_TASK REQUIREMENTS:_ Below are the records; copy each line in which "screenshot" can be found.

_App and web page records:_
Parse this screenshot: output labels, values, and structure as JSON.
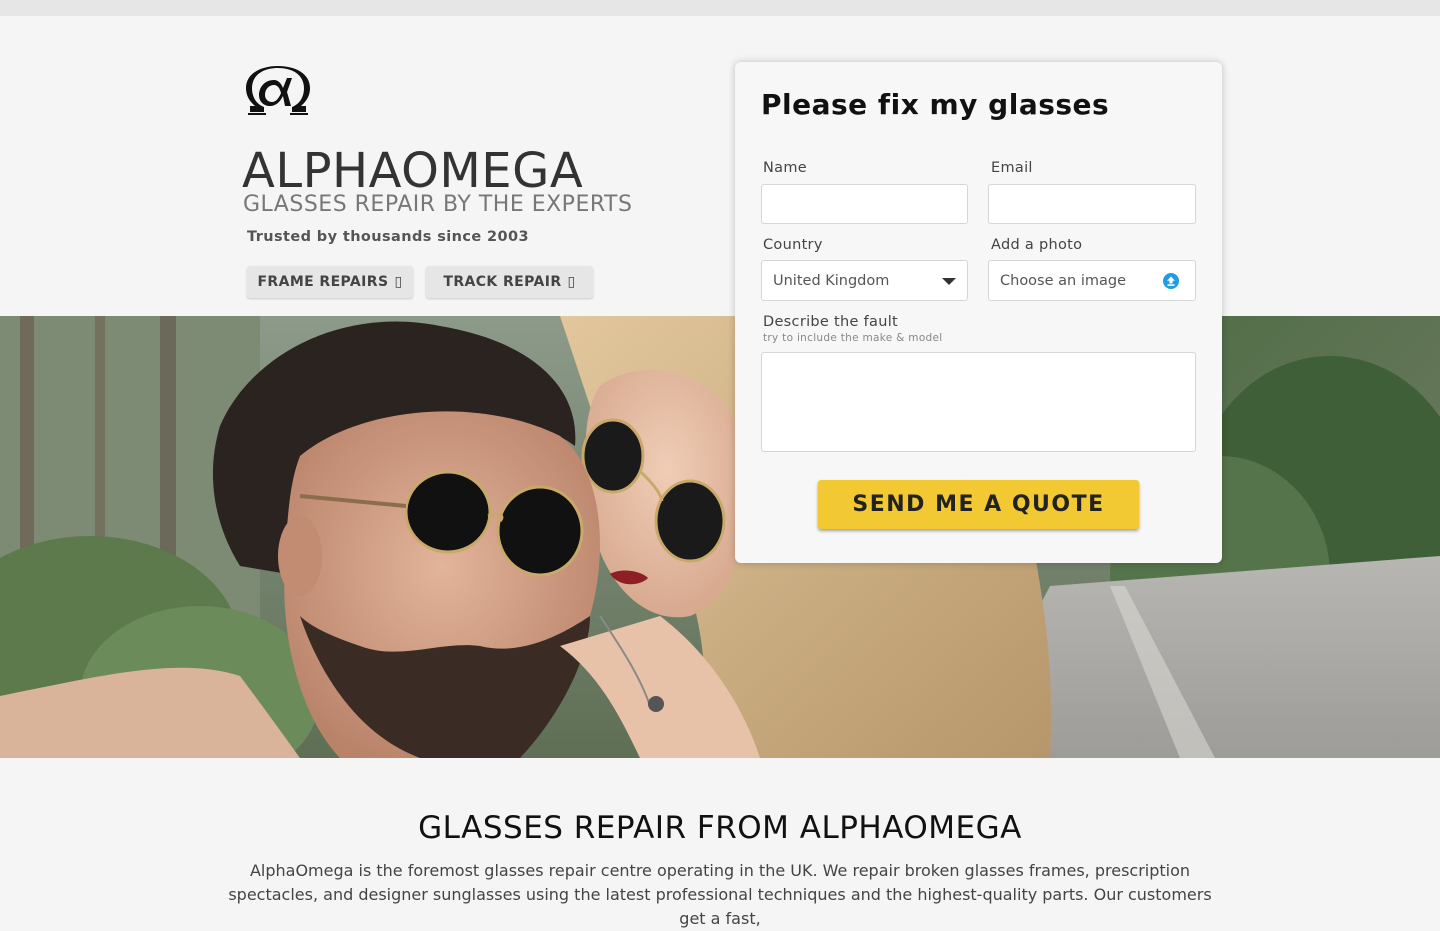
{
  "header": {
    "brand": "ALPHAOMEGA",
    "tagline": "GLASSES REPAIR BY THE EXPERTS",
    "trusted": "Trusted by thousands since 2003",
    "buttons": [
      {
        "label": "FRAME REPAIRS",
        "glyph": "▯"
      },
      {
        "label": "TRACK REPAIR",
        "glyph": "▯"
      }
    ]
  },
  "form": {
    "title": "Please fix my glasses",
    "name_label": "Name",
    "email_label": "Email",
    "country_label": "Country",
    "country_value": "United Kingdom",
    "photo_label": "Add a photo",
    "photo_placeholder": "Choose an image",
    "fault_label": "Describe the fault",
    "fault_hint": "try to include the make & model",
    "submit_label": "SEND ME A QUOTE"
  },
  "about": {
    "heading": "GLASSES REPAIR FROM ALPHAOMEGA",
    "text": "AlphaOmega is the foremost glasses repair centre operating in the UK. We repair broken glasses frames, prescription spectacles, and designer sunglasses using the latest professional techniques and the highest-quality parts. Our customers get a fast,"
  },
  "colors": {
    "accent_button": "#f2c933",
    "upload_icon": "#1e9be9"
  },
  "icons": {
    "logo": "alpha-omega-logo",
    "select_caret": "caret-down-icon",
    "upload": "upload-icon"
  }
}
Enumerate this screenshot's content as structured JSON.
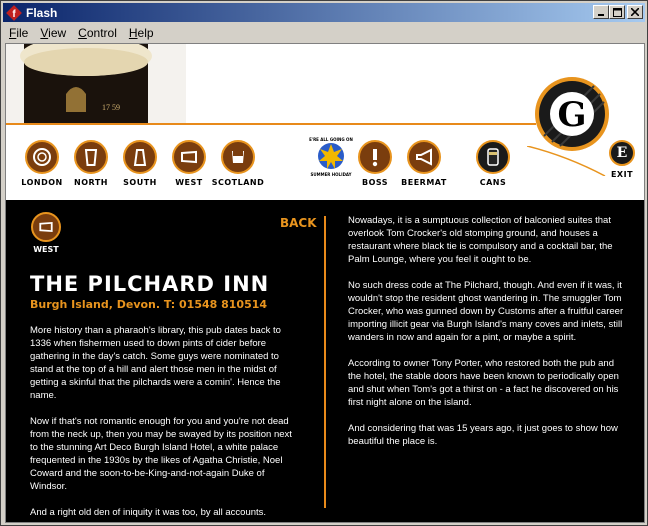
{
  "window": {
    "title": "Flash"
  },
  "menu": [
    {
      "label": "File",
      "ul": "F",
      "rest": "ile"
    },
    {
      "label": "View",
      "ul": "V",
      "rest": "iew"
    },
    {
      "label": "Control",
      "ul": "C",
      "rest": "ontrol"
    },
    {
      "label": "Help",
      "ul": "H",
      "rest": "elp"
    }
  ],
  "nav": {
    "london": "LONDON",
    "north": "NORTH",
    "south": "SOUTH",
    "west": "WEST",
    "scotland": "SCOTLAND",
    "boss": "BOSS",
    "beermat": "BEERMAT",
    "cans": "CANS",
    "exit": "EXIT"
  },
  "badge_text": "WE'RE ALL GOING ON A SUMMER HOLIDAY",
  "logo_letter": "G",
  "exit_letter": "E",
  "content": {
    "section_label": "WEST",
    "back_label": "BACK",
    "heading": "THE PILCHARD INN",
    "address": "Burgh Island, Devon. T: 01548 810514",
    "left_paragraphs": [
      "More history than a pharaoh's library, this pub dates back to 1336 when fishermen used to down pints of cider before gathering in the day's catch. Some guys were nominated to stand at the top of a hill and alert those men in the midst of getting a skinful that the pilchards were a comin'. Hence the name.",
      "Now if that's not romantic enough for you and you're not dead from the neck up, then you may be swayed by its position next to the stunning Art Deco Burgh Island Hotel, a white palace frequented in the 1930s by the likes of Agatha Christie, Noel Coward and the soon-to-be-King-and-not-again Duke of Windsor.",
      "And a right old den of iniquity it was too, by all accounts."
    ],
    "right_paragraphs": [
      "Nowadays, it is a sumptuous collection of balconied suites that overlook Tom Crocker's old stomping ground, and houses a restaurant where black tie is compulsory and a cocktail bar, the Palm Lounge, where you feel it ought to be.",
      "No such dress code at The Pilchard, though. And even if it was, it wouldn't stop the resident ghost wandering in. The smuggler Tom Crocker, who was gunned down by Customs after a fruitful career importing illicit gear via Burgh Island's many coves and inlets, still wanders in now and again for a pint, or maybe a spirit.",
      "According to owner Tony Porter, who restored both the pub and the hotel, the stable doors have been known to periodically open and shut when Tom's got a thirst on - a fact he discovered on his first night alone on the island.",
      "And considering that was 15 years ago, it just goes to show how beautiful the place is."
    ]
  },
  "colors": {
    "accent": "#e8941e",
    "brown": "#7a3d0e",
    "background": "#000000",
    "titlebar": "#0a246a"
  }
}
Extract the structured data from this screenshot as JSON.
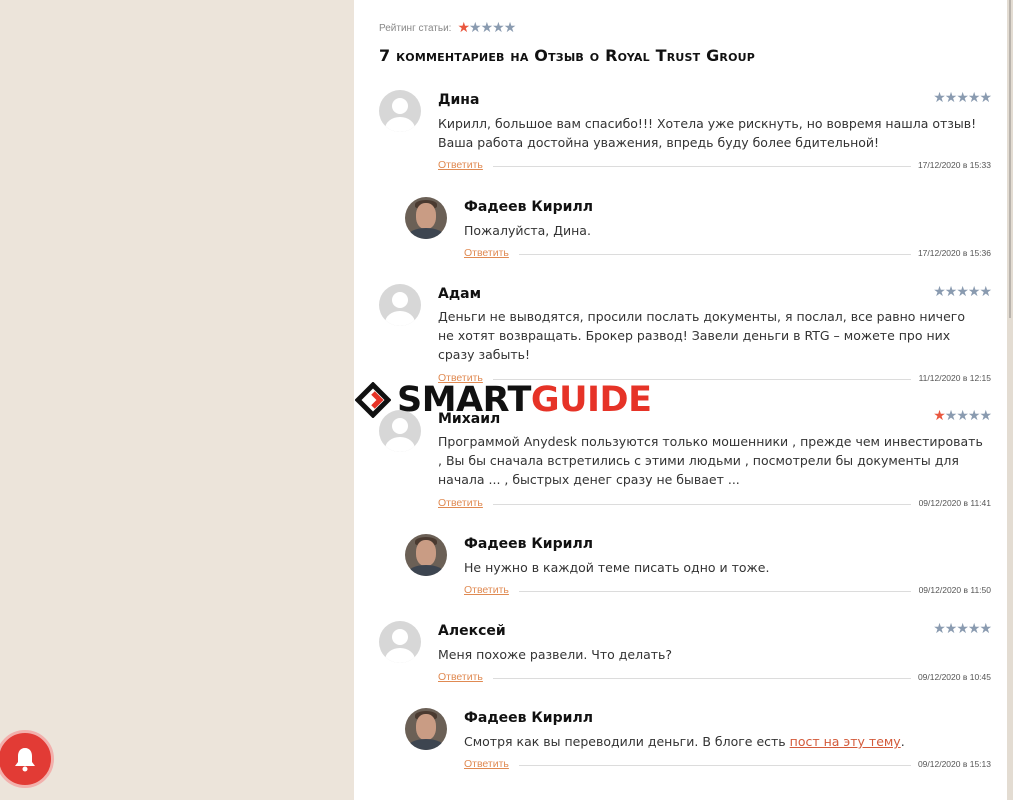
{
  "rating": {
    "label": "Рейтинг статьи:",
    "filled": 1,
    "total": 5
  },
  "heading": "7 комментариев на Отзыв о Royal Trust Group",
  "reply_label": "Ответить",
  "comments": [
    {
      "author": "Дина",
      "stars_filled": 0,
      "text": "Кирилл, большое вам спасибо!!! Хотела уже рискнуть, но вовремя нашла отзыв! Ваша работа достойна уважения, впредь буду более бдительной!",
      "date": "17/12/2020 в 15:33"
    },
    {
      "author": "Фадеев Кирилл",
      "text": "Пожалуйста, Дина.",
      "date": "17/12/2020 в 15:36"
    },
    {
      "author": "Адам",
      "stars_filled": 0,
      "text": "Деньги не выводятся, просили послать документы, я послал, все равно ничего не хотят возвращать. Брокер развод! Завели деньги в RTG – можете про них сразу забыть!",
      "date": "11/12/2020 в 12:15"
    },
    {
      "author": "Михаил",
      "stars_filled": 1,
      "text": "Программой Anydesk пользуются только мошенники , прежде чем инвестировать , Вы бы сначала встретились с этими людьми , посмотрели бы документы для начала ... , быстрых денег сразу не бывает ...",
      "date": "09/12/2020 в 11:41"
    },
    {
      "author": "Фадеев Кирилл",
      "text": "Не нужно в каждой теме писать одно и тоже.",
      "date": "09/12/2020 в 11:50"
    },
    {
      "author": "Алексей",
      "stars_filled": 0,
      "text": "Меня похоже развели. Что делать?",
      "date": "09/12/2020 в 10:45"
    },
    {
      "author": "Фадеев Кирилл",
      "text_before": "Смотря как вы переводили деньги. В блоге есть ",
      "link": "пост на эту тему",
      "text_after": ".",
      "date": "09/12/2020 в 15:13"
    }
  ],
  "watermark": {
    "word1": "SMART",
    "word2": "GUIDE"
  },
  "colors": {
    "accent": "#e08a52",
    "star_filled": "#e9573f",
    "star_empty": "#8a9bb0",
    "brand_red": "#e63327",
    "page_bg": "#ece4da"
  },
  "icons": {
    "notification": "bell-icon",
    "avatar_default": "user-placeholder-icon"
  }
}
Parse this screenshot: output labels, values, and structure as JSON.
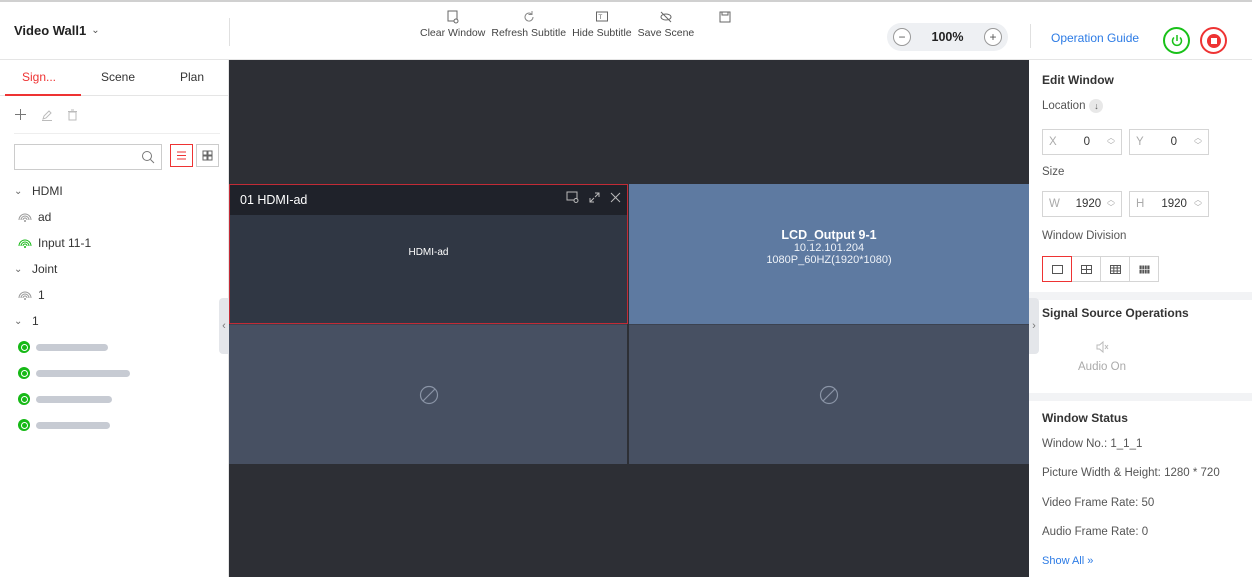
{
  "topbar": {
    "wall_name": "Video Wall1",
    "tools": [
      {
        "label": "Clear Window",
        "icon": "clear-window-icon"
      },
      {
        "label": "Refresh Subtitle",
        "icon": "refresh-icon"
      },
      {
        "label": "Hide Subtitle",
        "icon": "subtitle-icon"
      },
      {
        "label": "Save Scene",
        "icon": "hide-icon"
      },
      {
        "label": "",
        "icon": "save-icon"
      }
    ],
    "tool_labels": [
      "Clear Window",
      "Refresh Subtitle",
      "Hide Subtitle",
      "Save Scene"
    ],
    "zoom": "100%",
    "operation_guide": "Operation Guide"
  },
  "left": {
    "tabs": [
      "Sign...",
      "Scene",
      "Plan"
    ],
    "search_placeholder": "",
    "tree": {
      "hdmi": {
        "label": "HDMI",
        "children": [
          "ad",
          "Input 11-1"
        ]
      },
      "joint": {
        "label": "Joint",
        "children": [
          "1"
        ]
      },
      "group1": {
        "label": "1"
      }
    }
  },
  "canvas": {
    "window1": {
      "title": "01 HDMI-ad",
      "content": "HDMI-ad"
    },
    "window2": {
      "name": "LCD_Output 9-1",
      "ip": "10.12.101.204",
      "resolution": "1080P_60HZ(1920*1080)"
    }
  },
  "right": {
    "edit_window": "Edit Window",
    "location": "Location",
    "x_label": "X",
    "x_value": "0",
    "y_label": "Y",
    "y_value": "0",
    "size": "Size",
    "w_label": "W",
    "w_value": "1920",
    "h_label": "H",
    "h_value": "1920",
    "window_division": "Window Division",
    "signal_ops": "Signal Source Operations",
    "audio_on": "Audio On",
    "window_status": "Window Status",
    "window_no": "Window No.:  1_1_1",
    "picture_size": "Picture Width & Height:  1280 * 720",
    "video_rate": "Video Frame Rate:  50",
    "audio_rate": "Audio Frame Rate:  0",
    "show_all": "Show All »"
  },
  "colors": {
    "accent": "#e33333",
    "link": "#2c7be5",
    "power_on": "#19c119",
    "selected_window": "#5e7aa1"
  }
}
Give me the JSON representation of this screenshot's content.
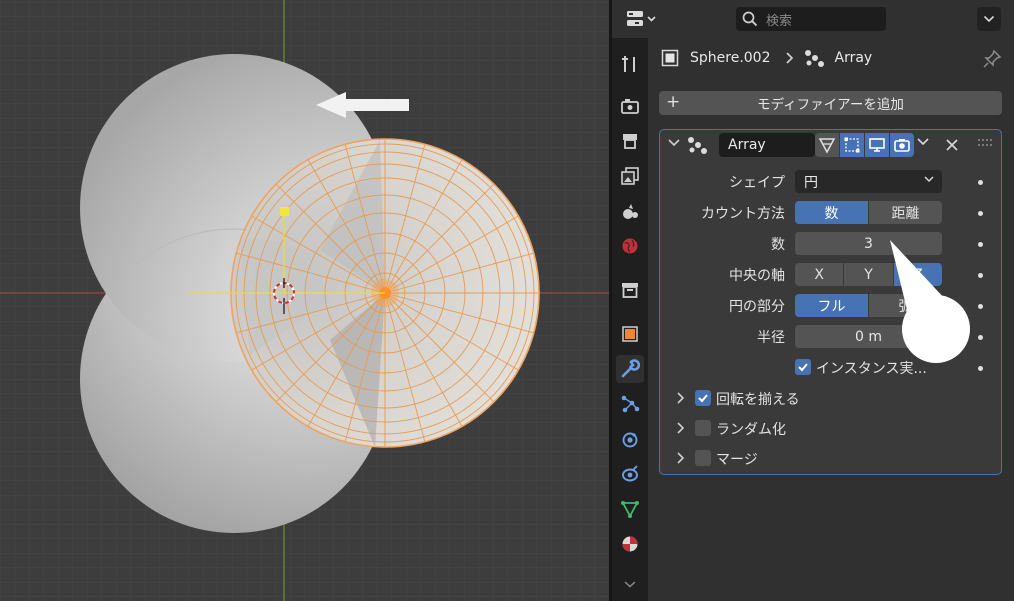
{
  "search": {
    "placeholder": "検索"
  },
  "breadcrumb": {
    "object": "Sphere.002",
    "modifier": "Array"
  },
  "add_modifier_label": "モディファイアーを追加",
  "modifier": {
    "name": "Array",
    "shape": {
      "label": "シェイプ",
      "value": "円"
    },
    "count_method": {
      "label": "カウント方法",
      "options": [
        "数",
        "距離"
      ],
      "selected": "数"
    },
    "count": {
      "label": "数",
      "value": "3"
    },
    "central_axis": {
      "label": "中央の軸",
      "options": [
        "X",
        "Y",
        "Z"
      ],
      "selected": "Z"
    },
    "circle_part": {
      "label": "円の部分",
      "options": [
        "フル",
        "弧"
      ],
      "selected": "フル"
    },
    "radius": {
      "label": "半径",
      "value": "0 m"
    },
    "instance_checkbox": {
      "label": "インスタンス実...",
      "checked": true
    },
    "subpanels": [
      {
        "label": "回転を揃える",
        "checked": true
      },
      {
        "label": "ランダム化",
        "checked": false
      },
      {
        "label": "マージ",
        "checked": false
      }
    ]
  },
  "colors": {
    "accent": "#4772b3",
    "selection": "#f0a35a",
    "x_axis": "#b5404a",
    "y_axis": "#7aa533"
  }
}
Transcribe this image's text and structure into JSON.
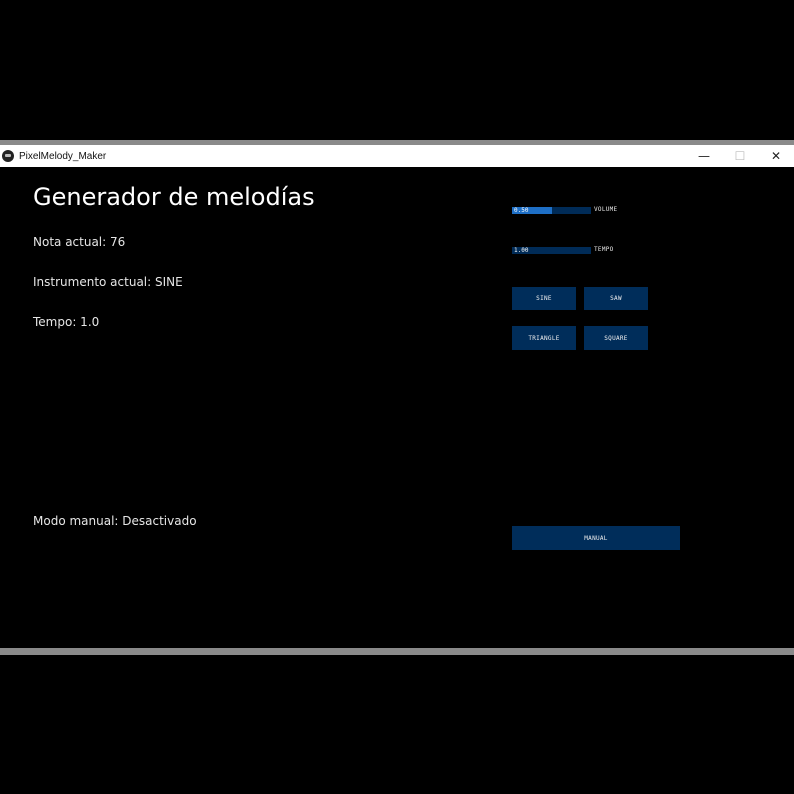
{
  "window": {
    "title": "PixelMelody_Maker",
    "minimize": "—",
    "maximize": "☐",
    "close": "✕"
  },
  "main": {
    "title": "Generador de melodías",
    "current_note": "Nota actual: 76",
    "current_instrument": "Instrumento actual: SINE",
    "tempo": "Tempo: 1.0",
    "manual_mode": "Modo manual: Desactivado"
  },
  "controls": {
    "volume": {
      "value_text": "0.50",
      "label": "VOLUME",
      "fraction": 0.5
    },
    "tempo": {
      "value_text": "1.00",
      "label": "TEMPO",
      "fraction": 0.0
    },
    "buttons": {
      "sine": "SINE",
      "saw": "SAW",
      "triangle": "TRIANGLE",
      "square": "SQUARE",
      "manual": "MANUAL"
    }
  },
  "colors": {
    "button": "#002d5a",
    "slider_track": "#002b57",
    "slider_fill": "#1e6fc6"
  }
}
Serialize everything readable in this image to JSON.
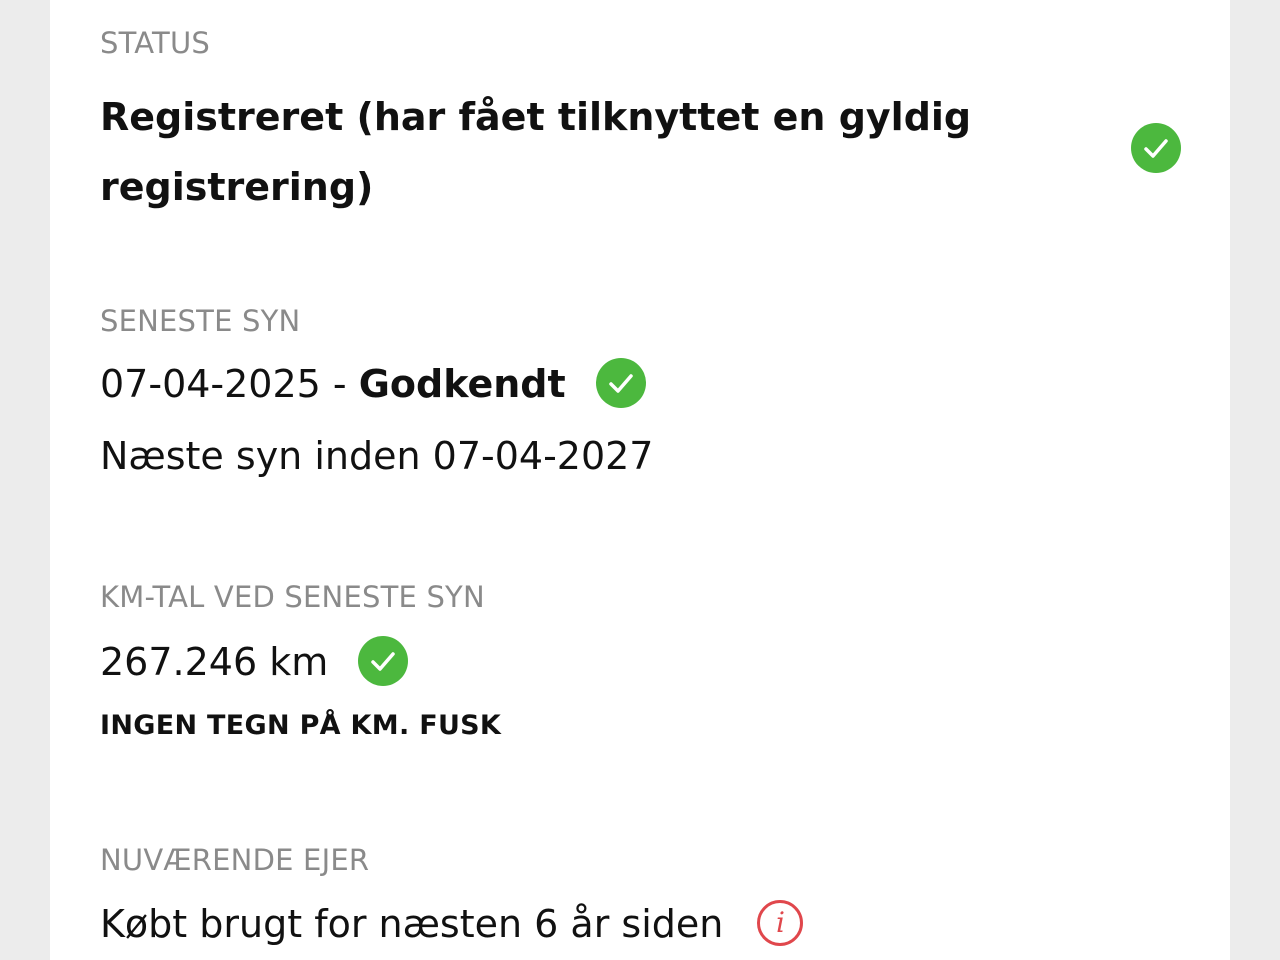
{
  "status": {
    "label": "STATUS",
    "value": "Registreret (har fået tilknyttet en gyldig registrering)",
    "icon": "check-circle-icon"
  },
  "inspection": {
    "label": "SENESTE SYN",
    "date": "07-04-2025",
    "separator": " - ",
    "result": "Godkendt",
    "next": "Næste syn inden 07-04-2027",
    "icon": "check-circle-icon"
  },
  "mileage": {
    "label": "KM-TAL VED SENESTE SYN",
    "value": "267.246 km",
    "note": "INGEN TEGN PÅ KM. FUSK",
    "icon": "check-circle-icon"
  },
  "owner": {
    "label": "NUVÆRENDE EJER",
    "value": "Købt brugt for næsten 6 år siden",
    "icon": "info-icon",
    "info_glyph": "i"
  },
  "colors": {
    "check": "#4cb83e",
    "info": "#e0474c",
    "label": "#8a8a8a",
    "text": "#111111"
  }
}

_RESPONSE TO THE TASK:_
Parse this screenshot: output labels, values, and structure as JSON.
Enumerate this screenshot's content as structured JSON.
Extract the structured data from this screenshot as JSON.
Parse this screenshot: output labels, values, and structure as JSON.
Give me the JSON representation of this screenshot's content.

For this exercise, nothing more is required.